The United States teamed up with Saudi Arabia in the 1990s to conceive Takfirism, says former CIA officer Robert Baer in his book.
“After I left the CIA, I found my answer in a batch of Russian intelligence reports that drew a convincingly direct link between the Saudi government and the Chechen rebels. It was not a question of Saudi charity money finding its way to the Chechens,” writes Baer.
In June 1998, he said, forty Chechens were “quietly brought to a secret military camp located seventy-five miles southeast of Riyadh” to undergo military training for four months.

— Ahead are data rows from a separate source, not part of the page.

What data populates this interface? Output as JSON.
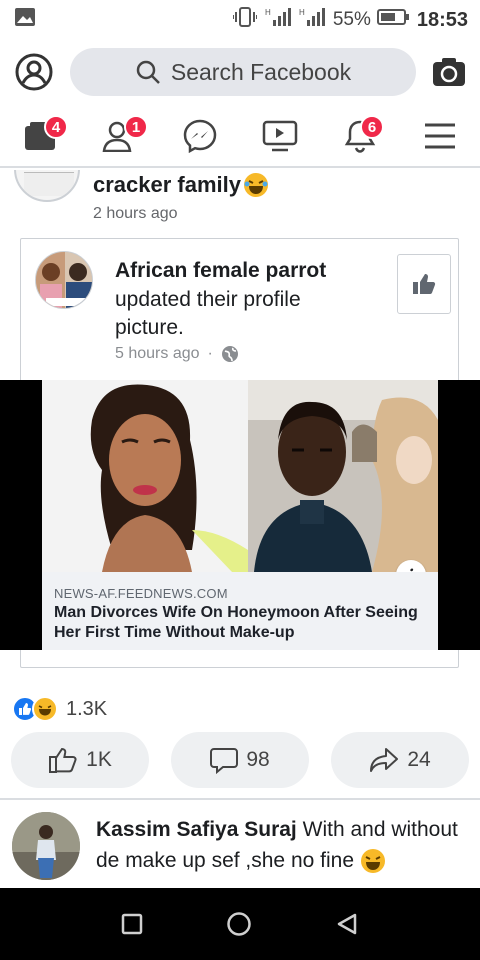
{
  "status_bar": {
    "battery": "55%",
    "time": "18:53"
  },
  "search": {
    "placeholder": "Search Facebook"
  },
  "nav": {
    "badges": {
      "home": "4",
      "friends": "1",
      "notifications": "6"
    }
  },
  "previous_post": {
    "title": "cracker family",
    "time": "2 hours ago"
  },
  "shared_post": {
    "author": "African female parrot",
    "action_text": "updated their profile picture.",
    "time": "5 hours ago",
    "separator": "·",
    "link": {
      "domain": "NEWS-AF.FEEDNEWS.COM",
      "title": "Man Divorces Wife On Honeymoon After Seeing Her First Time Without Make-up",
      "info_label": "i"
    }
  },
  "reactions": {
    "count": "1.3K",
    "types": [
      "like",
      "haha"
    ]
  },
  "actions": {
    "like_count": "1K",
    "comment_count": "98",
    "share_count": "24"
  },
  "comment": {
    "author": "Kassim Safiya Suraj",
    "text": "With and without de make up sef ,she no fine"
  },
  "colors": {
    "badge": "#f02849",
    "link_bg": "#f0f2f5",
    "button_bg": "#eef0f2",
    "like_blue": "#1877f2",
    "haha_yellow": "#f7b928"
  }
}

“A lot of time was set aside for indoctrination into Wahhabi Islam. [Prince] Salman, the governor of Riyadh and the full brother of [then Saudi ruler] King Fahd, was the camp’s sponsor,” writes Baer.
Baer, who spent 21 years with the Central Intelligence Agency, said Saudi Arabia was “directly sponsoring terrorism.”
He noted that the money US pays for crude oil supplied by Saudi Arabia serves terrorist activities.
“For American arms makers, Saudi Arabia is an industry subsector all its own, with its own peculiar rules. We buy oil from Saudi Arabia, refine it, and put it in our automobiles, and a certain small percentage of what we pay for it ends up funding terrorist acts against America and American institutions at home and abroad,” wrote Baer.
He said the center of the global economy is a “kingdom built on thievery, one that nurtures terrorism, destroys any possibility of a middle class based on property rights, and promotes slavery and prostitution.”
Baer makes it clear in the book that the US has ignored Saudi Arabia’s support for terrorist groups like al-Qaeda in a bid to keep business afloat with the oil-rich monarchy.
He referred to the 9/11 attacks in the US, saying the wife of then Saudi Ambassador to the US Prince Bandar bin Sultan had been sending money to the plane hijackers.
“One report sent to the United Nations Security Council indicated that Saudi Arabia transferred half a billion dollars to al-Qaeda in the ten years beginning 1992. Old assumptions are off the table. And the new realities are far from comforting,” wrote Baer.